To understand this better, I spent some time perusing the titles of some of Amazon’s parenting best sellers. Here are just a few: How to Talk So Kids Will Listen and Listen So Kids Will Talk, Scream Free Parenting: The Revolutionary Approach to Raising Your Kids by Keeping Your Cool, and my personal favorite, David Vienna’s 2013 international bestseller, Calm the F**ck Down. The Only Parenting Technique You’ll Ever Need. Based on these titles alone, as an outsider, it seems to be that parenting involves a considerable amount of talking and screaming. Is parenting a continuum of emergency crises where everyone is barely maintaining survival?

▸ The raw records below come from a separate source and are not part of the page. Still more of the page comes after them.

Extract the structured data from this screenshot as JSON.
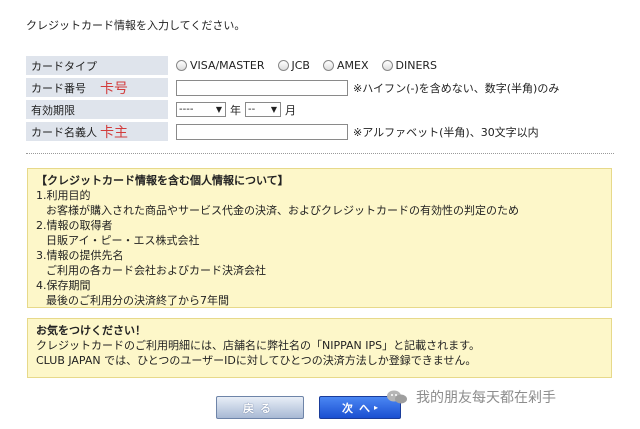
{
  "intro": "クレジットカード情報を入力してください。",
  "form": {
    "card_type": {
      "label": "カードタイプ",
      "options": [
        "VISA/MASTER",
        "JCB",
        "AMEX",
        "DINERS"
      ]
    },
    "card_number": {
      "label": "カード番号",
      "overlay": "卡号",
      "note": "※ハイフン(-)を含めない、数字(半角)のみ"
    },
    "expiry": {
      "label": "有効期限",
      "year_value": "----",
      "year_unit": "年",
      "month_value": "--",
      "month_unit": "月"
    },
    "holder": {
      "label": "カード名義人",
      "overlay": "卡主",
      "note": "※アルファベット(半角)、30文字以内"
    }
  },
  "privacy_box": {
    "title": "【クレジットカード情報を含む個人情報について】",
    "lines": [
      "1.利用目的",
      "お客様が購入された商品やサービス代金の決済、およびクレジットカードの有効性の判定のため",
      "2.情報の取得者",
      "日販アイ・ピー・エス株式会社",
      "3.情報の提供先名",
      "ご利用の各カード会社およびカード決済会社",
      "4.保存期間",
      "最後のご利用分の決済終了から7年間"
    ]
  },
  "notice_box": {
    "title": "お気をつけください！",
    "lines": [
      "クレジットカードのご利用明細には、店舗名に弊社名の「NIPPAN IPS」と記載されます。",
      "CLUB JAPAN では、ひとつのユーザーIDに対してひとつの決済方法しか登録できません。"
    ]
  },
  "buttons": {
    "back": "戻る",
    "next": "次へ"
  },
  "watermark": "我的朋友每天都在剁手",
  "colors": {
    "label_bg": "#dfe4ec",
    "box_bg": "#fdf7c9",
    "overlay_red": "#d23c3c",
    "next_btn": "#2a5fe0"
  }
}
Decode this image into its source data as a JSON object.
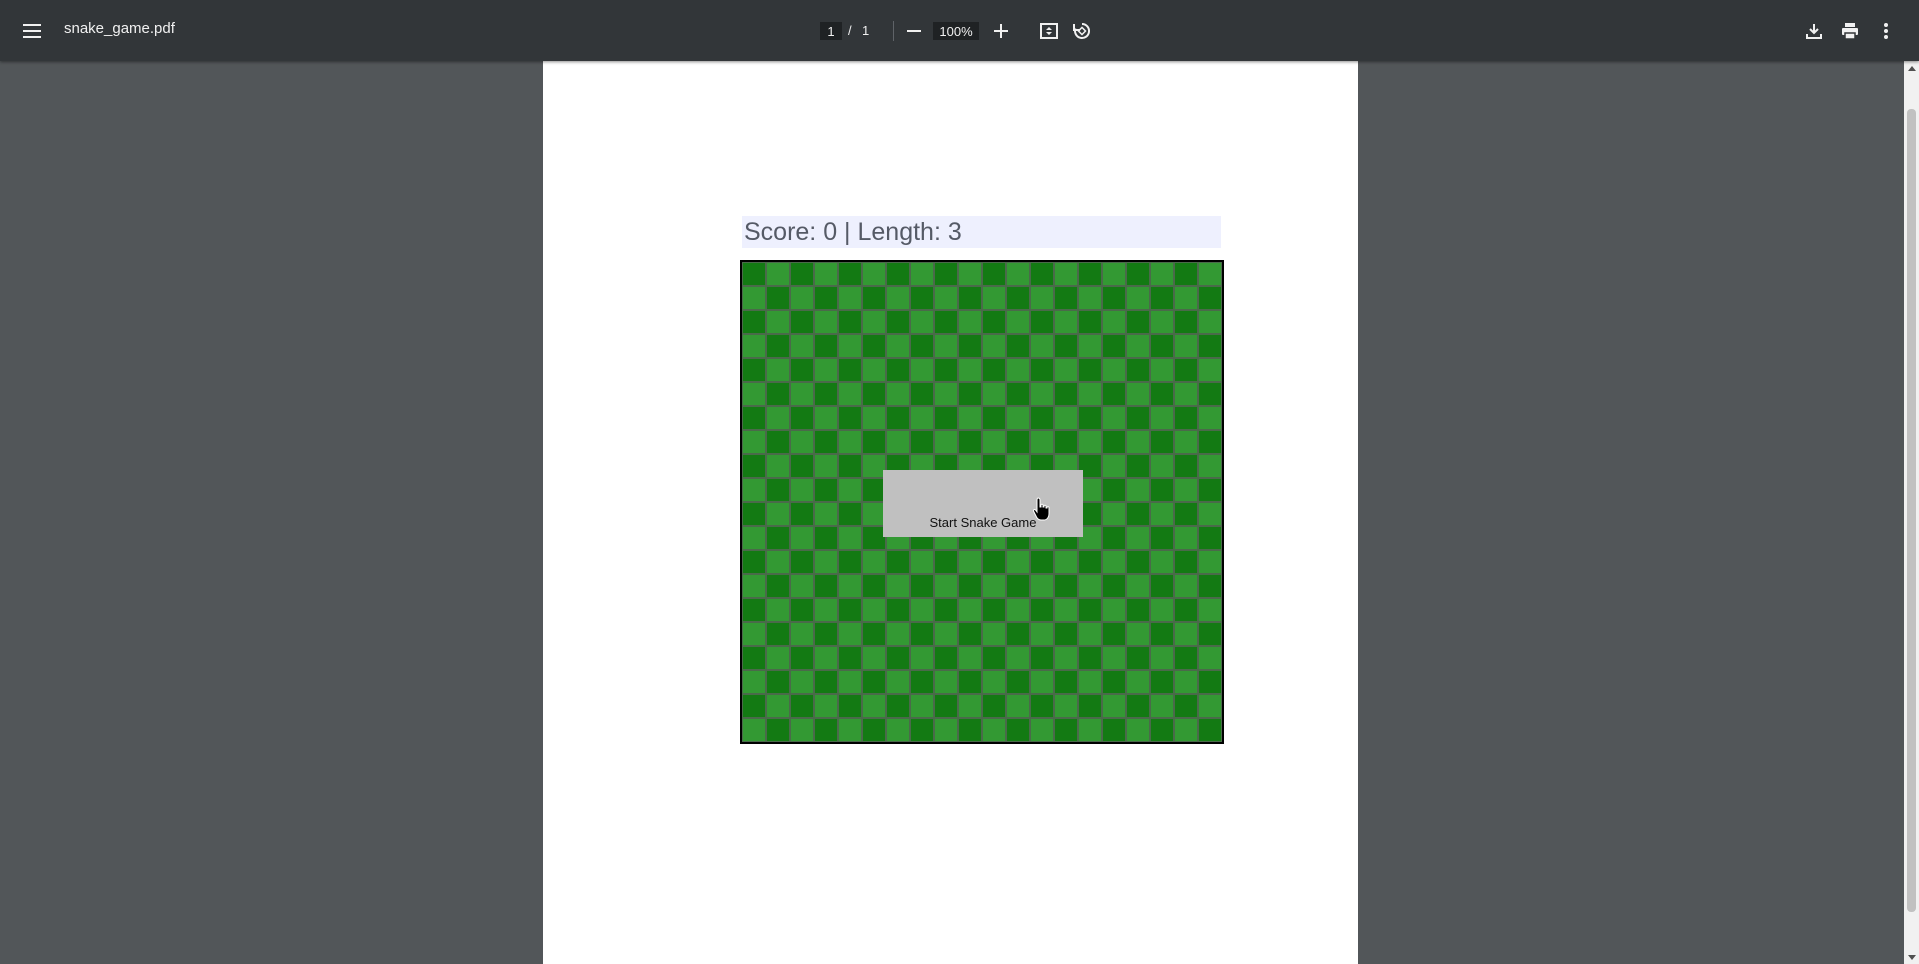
{
  "toolbar": {
    "doc_title": "snake_game.pdf",
    "page_current": "1",
    "page_separator": "/",
    "page_total": "1",
    "zoom": "100%",
    "icons": {
      "menu": "menu-icon",
      "zoom_out": "minus-icon",
      "zoom_in": "plus-icon",
      "fit": "fit-to-page-icon",
      "rotate": "rotate-icon",
      "download": "download-icon",
      "print": "print-icon",
      "more": "more-vert-icon"
    }
  },
  "game": {
    "score_text": "Score: 0 | Length: 3",
    "start_button_label": "Start Snake Game",
    "board_colors": {
      "dark": "#137a13",
      "light": "#339933",
      "grid": "#4a6a4a"
    },
    "board_cells": 20
  },
  "colors": {
    "toolbar": "#323639",
    "viewer_bg": "#525659",
    "page": "#ffffff"
  }
}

Lately, I’ve been collecting anecdotal parenting research from my friends and family. And just like the enormous swath of parenting guidebooks, there’s also a diverse range of advice about how to parent. Some suggest the more ambiguous like: “You’ll figure it out as you go.” “There’s really no right or wrong way to do it” (I guess it’s not like learning how to tie your shoes). “What works for me, may not work for you.” To the more definitive advice like: “You definitely need baby wipes in the car 24/7.” “Don’t get into a snacking war with a toddler in public because it will be complete hell.” “A car seat? We don’t really use one now that he’s a toddler.” Wait. What?!
Moments later, after becoming completely unhinged and remembering to calm myself down by doing yoga breathing, I started to wonder if parenting isn’t really any different from any other relationship. Is it as simple as children want to feel loved, respected, and supported? At the end of the day maybe all parents have the similar desire which is to raise happy, healthy autonomous children and according to one friend who confidently said, “But what’s singularly different is how you get there.”
In the meantime, I’m quietly continuing to read in order to prepare myself for parenting. And on those especially challenging days; maybe the only parenting advice I need is from David Vienna who simply says, “You need to CTFD (calm the f**ck down).”
Here are a few seminal parenting/adoption books that have resonated with me:
- The Connected Child by Karyn Purvis & David Cross
- The Whole- Brain Child by Daniel Siegel & Tina Payne Bryson
- Adopting After Infertility by Patricia Irwin Johnston
What are your book recommendations? Please share.